Forget the original title of Matango. It was the Americanized title of Attack of the Mushroom People that grabbed my attention. People that look like giant fungi on the attack? Sign me up. I’m not naïve about movies like this. I know, before ever seeing it, that a title like that promises more than it can deliver, but I’m okay with it. Should the film be dragged out and the mushroom people only make significant appearances during the last few minutes, that’s just fine by me. I wanted this movie to be bad, after all. And it is!
Matango, from 1963, is a Japanese film from legendary kaiju filmmaker, and occasional assistant director to Akira Kurosawa, Ishiro Honda. The film follows a group of seven pleasure boaters who are caught in a storm west of Kyushu. The storm de-masts their sailboat and damages the engine, setting the group adrift. For good measure, and to aid the plot, the boat’s radio is busted, as well.
After a few days of drifting, the boat reaches a mysterious volcanic island. The group, hungry and thirsty, goes ashore to find food and, hopefully, rescue. There is no rescue to be had, however, as the island is deserted. But, people have been there before. On the far side of the island from where the group landed they find a barque fetched up on the beach. There’s no sign of passengers or crew. Also, it appears the ship was being used as a research vessel of some sort. Either way, the group decides to use the ship as shelter while they hunt for food and try and repair the sailboat.
There is plenty of potential food on the island. There’s a grove of flowering mushrooms nearby, but the group wisely stays away in case they are poisonous. Otherwise, the pickings are kind of slim. One of the group, Senzo (Kenji Sahara), has his own little black market, selling sea turtle eggs to wily businessman Kasai (Yoshio Tsuchiya).

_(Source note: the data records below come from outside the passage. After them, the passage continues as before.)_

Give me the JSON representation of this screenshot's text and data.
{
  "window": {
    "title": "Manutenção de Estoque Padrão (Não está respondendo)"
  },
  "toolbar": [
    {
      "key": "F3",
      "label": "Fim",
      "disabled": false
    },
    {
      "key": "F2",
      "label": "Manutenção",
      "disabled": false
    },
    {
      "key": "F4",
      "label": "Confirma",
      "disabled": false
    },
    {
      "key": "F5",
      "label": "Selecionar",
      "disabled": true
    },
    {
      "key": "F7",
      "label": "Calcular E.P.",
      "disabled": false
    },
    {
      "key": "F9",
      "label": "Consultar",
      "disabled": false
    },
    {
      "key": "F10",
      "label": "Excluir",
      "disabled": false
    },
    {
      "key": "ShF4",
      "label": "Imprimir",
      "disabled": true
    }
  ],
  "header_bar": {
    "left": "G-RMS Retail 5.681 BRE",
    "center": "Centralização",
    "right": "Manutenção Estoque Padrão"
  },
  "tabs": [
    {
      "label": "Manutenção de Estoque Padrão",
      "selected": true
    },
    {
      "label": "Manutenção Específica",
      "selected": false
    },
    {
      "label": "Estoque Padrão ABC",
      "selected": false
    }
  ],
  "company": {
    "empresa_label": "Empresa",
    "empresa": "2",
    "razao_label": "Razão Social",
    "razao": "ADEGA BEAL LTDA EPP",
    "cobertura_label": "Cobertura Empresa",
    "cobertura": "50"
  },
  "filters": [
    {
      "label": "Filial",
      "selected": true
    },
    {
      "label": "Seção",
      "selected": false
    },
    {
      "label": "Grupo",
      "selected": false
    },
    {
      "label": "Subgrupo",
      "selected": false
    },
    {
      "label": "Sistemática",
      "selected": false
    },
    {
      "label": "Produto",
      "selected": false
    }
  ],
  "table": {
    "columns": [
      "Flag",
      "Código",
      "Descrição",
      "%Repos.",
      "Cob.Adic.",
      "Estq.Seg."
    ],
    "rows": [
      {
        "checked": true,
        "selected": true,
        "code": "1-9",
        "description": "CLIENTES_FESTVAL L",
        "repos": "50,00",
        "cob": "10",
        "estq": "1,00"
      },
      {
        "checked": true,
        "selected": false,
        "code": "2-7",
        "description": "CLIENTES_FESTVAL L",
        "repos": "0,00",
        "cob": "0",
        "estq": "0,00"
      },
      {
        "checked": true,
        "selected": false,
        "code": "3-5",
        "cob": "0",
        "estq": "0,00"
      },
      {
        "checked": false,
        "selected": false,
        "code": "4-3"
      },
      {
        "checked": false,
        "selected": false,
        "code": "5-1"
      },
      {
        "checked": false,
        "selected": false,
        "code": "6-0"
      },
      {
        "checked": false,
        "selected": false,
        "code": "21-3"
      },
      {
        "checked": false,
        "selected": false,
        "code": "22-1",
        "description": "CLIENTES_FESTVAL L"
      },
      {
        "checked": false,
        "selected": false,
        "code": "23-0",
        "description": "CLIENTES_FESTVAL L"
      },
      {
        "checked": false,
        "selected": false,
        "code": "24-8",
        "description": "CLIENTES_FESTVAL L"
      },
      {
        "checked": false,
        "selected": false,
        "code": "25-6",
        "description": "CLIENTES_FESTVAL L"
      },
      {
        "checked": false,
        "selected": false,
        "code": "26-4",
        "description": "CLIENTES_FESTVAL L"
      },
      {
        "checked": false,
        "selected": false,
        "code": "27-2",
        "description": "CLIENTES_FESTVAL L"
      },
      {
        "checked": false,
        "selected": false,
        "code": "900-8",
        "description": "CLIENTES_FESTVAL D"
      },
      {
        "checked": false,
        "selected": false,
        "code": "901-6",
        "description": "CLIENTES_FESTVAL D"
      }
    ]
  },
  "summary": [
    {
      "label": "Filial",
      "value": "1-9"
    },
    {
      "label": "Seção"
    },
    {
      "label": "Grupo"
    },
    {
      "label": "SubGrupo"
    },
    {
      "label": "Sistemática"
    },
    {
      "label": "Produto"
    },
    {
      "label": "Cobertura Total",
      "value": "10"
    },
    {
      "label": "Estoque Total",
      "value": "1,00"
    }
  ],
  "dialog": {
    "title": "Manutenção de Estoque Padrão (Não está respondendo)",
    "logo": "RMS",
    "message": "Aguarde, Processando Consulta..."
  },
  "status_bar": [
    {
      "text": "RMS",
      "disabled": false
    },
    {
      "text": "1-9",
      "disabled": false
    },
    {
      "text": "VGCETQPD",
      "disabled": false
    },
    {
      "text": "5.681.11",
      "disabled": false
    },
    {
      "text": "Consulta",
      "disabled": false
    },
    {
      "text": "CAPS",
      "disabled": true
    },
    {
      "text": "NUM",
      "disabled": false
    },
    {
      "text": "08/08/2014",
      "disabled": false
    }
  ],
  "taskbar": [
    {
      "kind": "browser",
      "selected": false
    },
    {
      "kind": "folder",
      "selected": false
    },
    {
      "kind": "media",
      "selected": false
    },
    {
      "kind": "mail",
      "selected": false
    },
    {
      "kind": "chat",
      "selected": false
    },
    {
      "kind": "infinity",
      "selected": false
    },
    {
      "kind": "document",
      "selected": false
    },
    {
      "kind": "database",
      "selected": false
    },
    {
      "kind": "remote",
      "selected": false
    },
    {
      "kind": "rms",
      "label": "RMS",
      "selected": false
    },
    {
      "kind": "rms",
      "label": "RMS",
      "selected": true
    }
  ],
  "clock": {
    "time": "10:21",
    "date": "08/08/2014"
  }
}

Lack of food and being stranded aren’t the only problems facing the group, however. The mushroom grove is indicative of a fungal infestation affecting the entire island — one that may have something to do with the missing crew of the ship. One night, as Kasai is raiding the meager food stores on the ship, he is confronted by a man with a severely deformed head. It is a terrifying presence, and one that everyone in the group sees as it stands in the hatchway of the main cabin. But then that’s it. We see it, fade to black, and the next scene begins by showing the group discussing what they have seen.
It’s a jarring transition and a moment of supremely shitty filmmaking. It was as if Honda provided a scare for his audience in showing the deformed creature, then decided that was enough and moved on to the next scene, without providing any resolution whatsoever. It makes no sense. But it does fit in with the overall quality of the film.
There is some ambitious stuff in here, though. Honda was not an incompetent filmmaker, but he took a lot of shortcuts in this film. What does work is a lively visual style and a whole lot of kitsch. Every one of the characters is a cliché, from the crooked Senzo, to the flamboyant (for 1960s Japan) novelist Yoshida (Hiroshi Tachikawa), to the square-jawed, morally upright hero Kenji (Akira Kubo). The color palette is bright and somewhat psychedelic, as well.
The finale of the film, after a viewer has endured over an hour of setup, is one of the more outrageous finales one can find in a movie about killer plants or fungi or whatever stalking human beings. Sure, it’s a short list, and when one’s competition is The Day of the Triffids and The Navy vs. the Night Monsters, it’s easy to shine. But, when those mushroom people make their appearance in full regalia, with a bizarre soundtrack to boot, it makes the entire shitty journey worth it. Still, Alien: Resurrection is a better movie than Matango.